Software is a cornerstone of the economy, historically led by companies like Apple, Google, and Microsoft. However, the past decade has seen software become increasingly pervasive, while traditionally hardware-intensive products are increasingly dependent on software, meaning that major global companies like ABB, Ericsson, Scania, and Volvo are likewise becoming soft(er).10 Where software was bundled with hardware it is now increasingly the main product differentiator.10 This shift has radical implications, as software delivers notable advantages, including a faster pace of release and improved cost effectiveness in terms of development, ease of update, customization, and distribution. These characteristics of software open a range of possibilities, though software's inherent properties also pose several significant challenges in relation to a company's ability to create value.10 To investigate them, we conducted in-depth interviews from 2012 to 2016 with 13 senior product managers in 12 global companies.

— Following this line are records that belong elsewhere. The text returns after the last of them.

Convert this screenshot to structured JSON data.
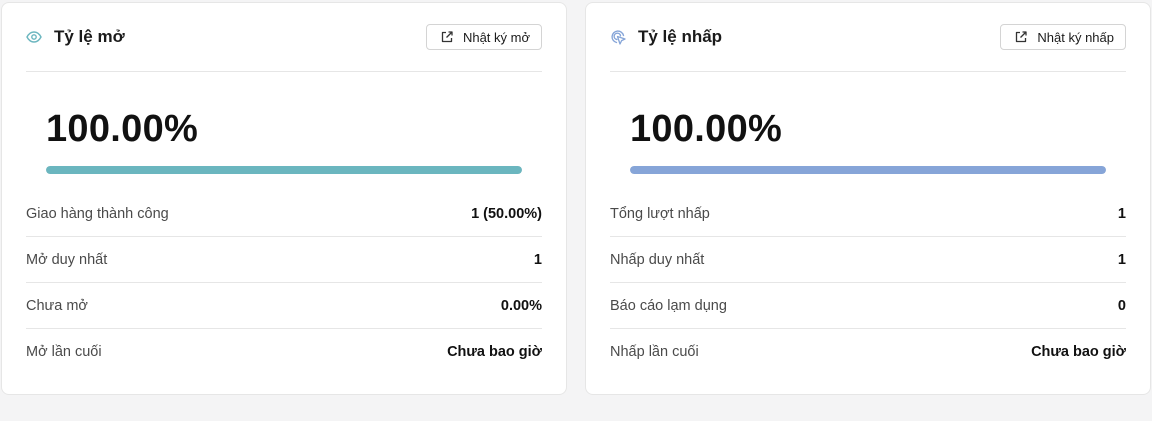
{
  "colors": {
    "open_accent": "#6bb6bf",
    "click_accent": "#86a5d8"
  },
  "open_card": {
    "icon": "eye-icon",
    "title": "Tỷ lệ mở",
    "log_button_label": "Nhật ký mở",
    "log_button_icon": "external-link-icon",
    "rate_text": "100.00%",
    "rate_fraction": 1.0,
    "stats": [
      {
        "label": "Giao hàng thành công",
        "value": "1 (50.00%)"
      },
      {
        "label": "Mở duy nhất",
        "value": "1"
      },
      {
        "label": "Chưa mở",
        "value": "0.00%"
      },
      {
        "label": "Mở lần cuối",
        "value": "Chưa bao giờ"
      }
    ]
  },
  "click_card": {
    "icon": "cursor-click-icon",
    "title": "Tỷ lệ nhấp",
    "log_button_label": "Nhật ký nhấp",
    "log_button_icon": "external-link-icon",
    "rate_text": "100.00%",
    "rate_fraction": 1.0,
    "stats": [
      {
        "label": "Tổng lượt nhấp",
        "value": "1"
      },
      {
        "label": "Nhấp duy nhất",
        "value": "1"
      },
      {
        "label": "Báo cáo lạm dụng",
        "value": "0"
      },
      {
        "label": "Nhấp lần cuối",
        "value": "Chưa bao giờ"
      }
    ]
  }
}
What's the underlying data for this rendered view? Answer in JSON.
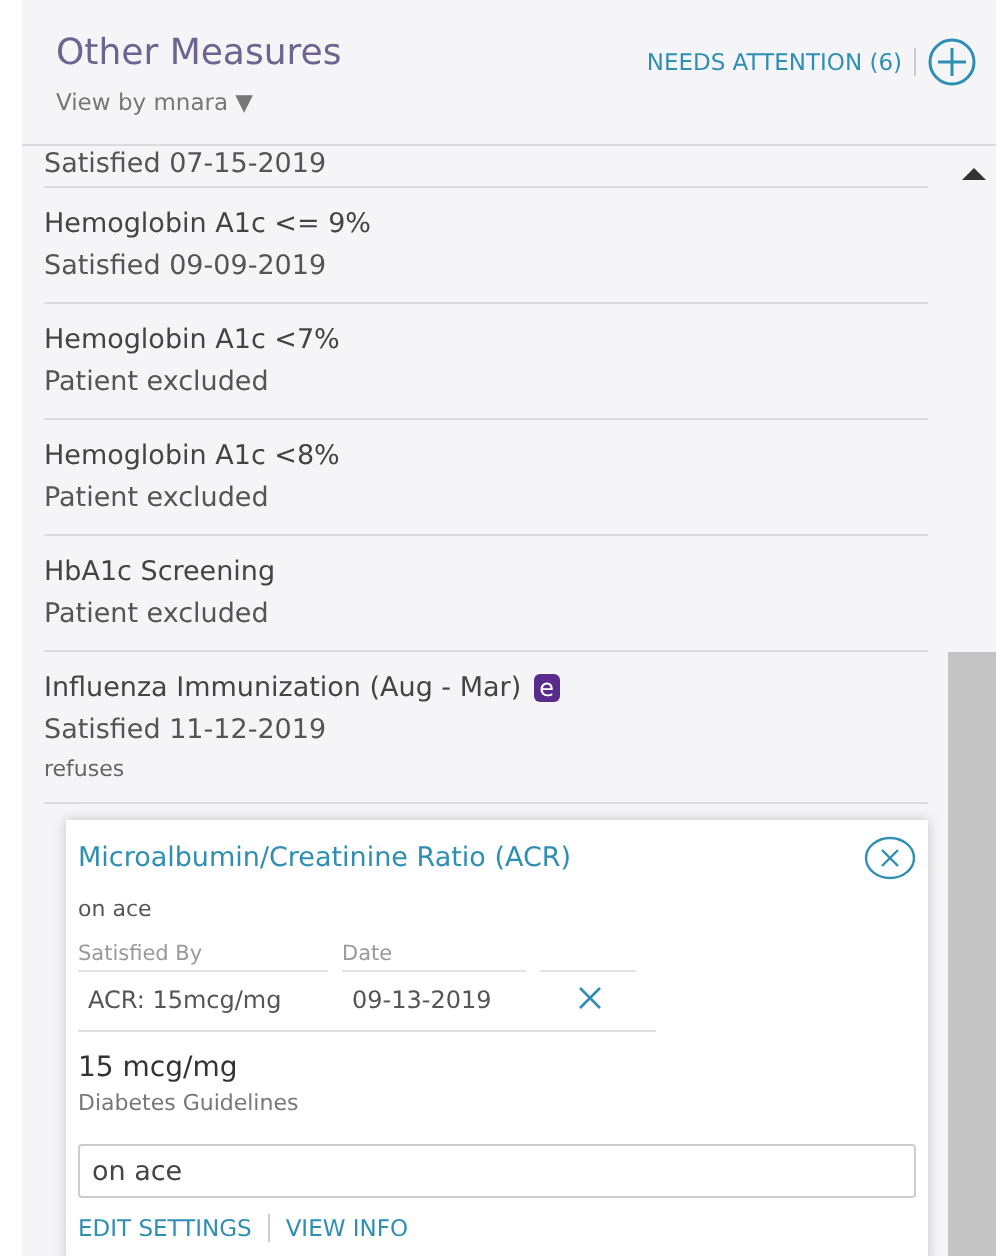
{
  "header": {
    "title": "Other Measures",
    "view_by": "View by mnara ▼",
    "needs_attention": "NEEDS ATTENTION (6)"
  },
  "measures": [
    {
      "status": "Satisfied 07-15-2019"
    },
    {
      "name": "Hemoglobin A1c <= 9%",
      "status": "Satisfied 09-09-2019"
    },
    {
      "name": "Hemoglobin A1c <7%",
      "status": "Patient excluded"
    },
    {
      "name": "Hemoglobin A1c <8%",
      "status": "Patient excluded"
    },
    {
      "name": "HbA1c Screening",
      "status": "Patient excluded"
    },
    {
      "name": "Influenza Immunization (Aug - Mar)",
      "status": "Satisfied 11-12-2019",
      "note": "refuses",
      "badge": "e"
    }
  ],
  "detail": {
    "title": "Microalbumin/Creatinine Ratio (ACR)",
    "note": "on ace",
    "columns": [
      "Satisfied By",
      "Date"
    ],
    "row": [
      "ACR: 15mcg/mg",
      "09-13-2019"
    ],
    "value": "15 mcg/mg",
    "source": "Diabetes Guidelines",
    "comment": "on ace",
    "links": [
      "EDIT SETTINGS",
      "VIEW INFO"
    ]
  }
}
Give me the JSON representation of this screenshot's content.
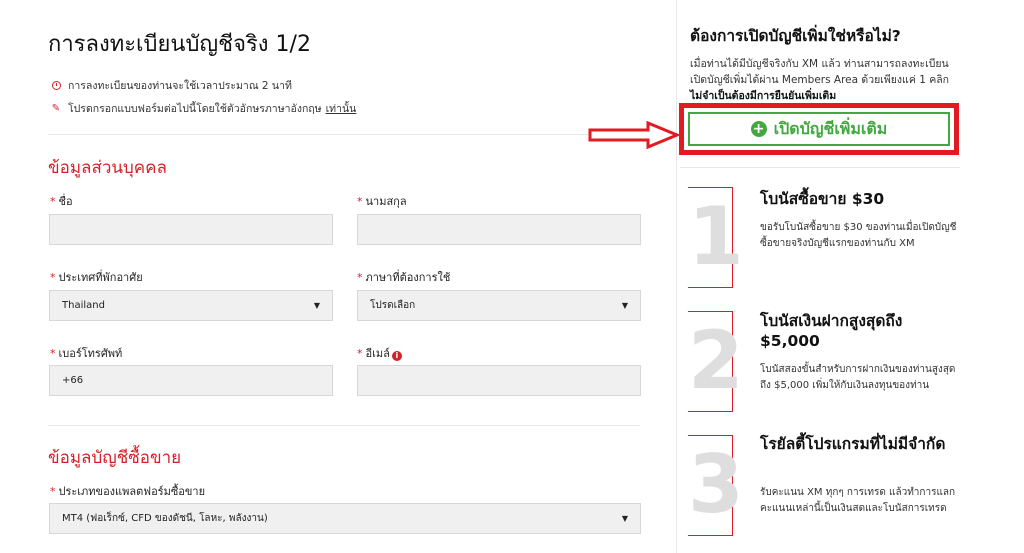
{
  "page": {
    "title": "การลงทะเบียนบัญชีจริง 1/2",
    "notice_time": "การลงทะเบียนของท่านจะใช้เวลาประมาณ 2 นาที",
    "notice_english": "โปรดกรอกแบบฟอร์มต่อไปนี้โดยใช้ตัวอักษรภาษาอังกฤษ",
    "notice_english_link": "เท่านั้น"
  },
  "personal": {
    "section_title": "ข้อมูลส่วนบุคคล",
    "first_name_label": "ชื่อ",
    "first_name_value": "",
    "last_name_label": "นามสกุล",
    "last_name_value": "",
    "country_label": "ประเทศที่พักอาศัย",
    "country_value": "Thailand",
    "language_label": "ภาษาที่ต้องการใช้",
    "language_value": "โปรดเลือก",
    "phone_label": "เบอร์โทรศัพท์",
    "phone_value": "+66",
    "email_label": "อีเมล์",
    "email_value": ""
  },
  "trading": {
    "section_title": "ข้อมูลบัญชีซื้อขาย",
    "platform_label": "ประเภทของแพลตฟอร์มซื้อขาย",
    "platform_value": "MT4 (ฟอเร็กซ์, CFD ของดัชนี, โลหะ, พลังงาน)"
  },
  "sidebar": {
    "title": "ต้องการเปิดบัญชีเพิ่มใช่หรือไม่?",
    "line1": "เมื่อท่านได้มีบัญชีจริงกับ XM แล้ว ท่านสามารถลงทะเบียน",
    "line2": "เปิดบัญชีเพิ่มได้ผ่าน Members Area ด้วยเพียงแค่ 1 คลิก",
    "line3": "ไม่จำเป็นต้องมีการยืนยันเพิ่มเติม",
    "button_label": "เปิดบัญชีเพิ่มเติม"
  },
  "bonuses": [
    {
      "number": "1",
      "title": "โบนัสซื้อขาย $30",
      "text": "ขอรับโบนัสซื้อขาย $30 ของท่านเมื่อเปิดบัญชีซื้อขายจริงบัญชีแรกของท่านกับ XM"
    },
    {
      "number": "2",
      "title": "โบนัสเงินฝากสูงสุดถึง $5,000",
      "text": "โบนัสสองขั้นสำหรับการฝากเงินของท่านสูงสุดถึง $5,000 เพิ่มให้กับเงินลงทุนของท่าน"
    },
    {
      "number": "3",
      "title": "โรยัลตี้โปรแกรมที่ไม่มีจำกัด",
      "text": "รับคะแนน XM ทุกๆ การเทรด แล้วทำการแลกคะแนนเหล่านี้เป็นเงินสดและโบนัสการเทรด"
    }
  ],
  "colors": {
    "accent_red": "#d62027",
    "button_green": "#44a842",
    "field_bg": "#f0f0f0"
  }
}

The first interview in 2012 was followed by confirmation and updates in 2014, 2015, and 2016. Common to all 12 companies is that they are continuously moving their products toward being "softer." The 13 managers work on different software-intensive products, from Intel in embedded and mobile software to ABB in power-automation technologies to telecom (see the table here). The central aim was to identify the challenges emerging as a result of companies making their products increasingly soft, specifically those using software as an innovation driver of their products and services.
No entries found